Letter: Oak Bay’s finances warrant attention

More engagement around municipal spending seems necessary

Recent letters to the editor concerning Oak Bay’s finances seem to warrant our attention.

Each year the municipality includes a budget summary with our property tax notice. The magnitude of the budget increase is clear and the incremental tax burden for an average residence is highlighted. Viewed in isolation the impact generally looks modest; across time the impact is less benign.

Between 2008 and 2014 the municipal share of property taxes increased from $16.5 to $21.3 million; this represents a compound annual growth rate of 4.4 per cent.
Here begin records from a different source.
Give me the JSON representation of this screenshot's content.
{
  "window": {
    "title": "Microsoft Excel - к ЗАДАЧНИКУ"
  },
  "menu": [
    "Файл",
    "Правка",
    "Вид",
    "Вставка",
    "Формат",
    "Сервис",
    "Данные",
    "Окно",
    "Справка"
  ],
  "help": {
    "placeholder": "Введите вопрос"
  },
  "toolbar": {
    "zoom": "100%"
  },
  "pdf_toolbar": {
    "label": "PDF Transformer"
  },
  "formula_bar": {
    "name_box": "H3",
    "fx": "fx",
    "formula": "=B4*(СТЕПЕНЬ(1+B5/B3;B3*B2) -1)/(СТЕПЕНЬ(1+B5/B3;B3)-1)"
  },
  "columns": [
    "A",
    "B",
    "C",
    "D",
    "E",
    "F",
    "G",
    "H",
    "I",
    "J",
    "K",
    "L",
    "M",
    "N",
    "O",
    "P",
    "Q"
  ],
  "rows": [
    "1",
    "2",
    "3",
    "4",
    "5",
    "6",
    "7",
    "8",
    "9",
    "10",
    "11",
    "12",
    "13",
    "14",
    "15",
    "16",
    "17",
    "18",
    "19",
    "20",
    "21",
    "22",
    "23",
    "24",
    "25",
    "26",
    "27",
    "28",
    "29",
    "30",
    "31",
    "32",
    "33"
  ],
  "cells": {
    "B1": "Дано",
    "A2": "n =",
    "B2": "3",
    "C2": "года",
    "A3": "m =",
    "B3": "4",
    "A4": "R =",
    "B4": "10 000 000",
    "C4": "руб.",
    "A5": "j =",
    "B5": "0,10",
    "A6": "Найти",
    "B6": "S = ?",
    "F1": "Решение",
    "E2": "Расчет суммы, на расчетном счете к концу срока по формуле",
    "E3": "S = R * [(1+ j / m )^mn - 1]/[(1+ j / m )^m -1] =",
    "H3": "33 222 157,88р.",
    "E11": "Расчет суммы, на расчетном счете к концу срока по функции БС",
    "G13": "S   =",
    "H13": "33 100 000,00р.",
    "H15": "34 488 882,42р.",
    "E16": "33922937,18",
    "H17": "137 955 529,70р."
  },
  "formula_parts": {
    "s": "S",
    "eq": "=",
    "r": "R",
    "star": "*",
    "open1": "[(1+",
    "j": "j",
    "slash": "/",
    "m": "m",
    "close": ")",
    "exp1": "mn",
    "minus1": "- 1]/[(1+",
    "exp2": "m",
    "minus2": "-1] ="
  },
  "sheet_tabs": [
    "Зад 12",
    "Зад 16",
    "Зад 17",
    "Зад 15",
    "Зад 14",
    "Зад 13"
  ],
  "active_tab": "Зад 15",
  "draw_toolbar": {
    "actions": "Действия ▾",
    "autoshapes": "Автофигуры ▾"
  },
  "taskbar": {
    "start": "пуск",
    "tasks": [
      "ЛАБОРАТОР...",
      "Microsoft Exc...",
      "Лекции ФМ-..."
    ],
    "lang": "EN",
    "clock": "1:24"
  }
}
This growth rate is more than double the annual growth rate for taxes collected by the municipality on behalf of others (e.g., schools, CRD); it is two to four times greater than the annual percentage change in Victoria’s consumer price index as calculated by Statistics Canada; and, it is about 1.7 times greater than the annual compound growth in Oak Bay households’ median after-tax income as reflected in available census data.

At the 4.4 per cent growth rate, which does not reflect accelerated budget growth in 2015 and possibly 2016, taxes collected by the municipality will double in about 16 years.

Although the impact will not be uniform across households it is fair to suggest that a 50-year old could experience a doubling of property taxes by retirement and a further doubling by the time he or she is 80. I expect my 2016 property tax notice will firmly establish this trajectory for my property. And this is before we add the cost of sewage treatment.

We live in an incredibly small community (10 km²). Crime rates are amongst the lowest in Canada, there is no developable land to speak of and our population is, based on estimates by BC Stats, at a 15-year low.

No evident community characteristic suggests growth except the municipal budget. Perhaps concern about the budget trend is ill-founded or maybe the trend is unavoidable. Conversely, maybe the budget growth rate needs to be halved to better align with inflation trends, income growth etc. In any event, more engagement around municipal spending seems necessary.

James Murtagh

Oak Bay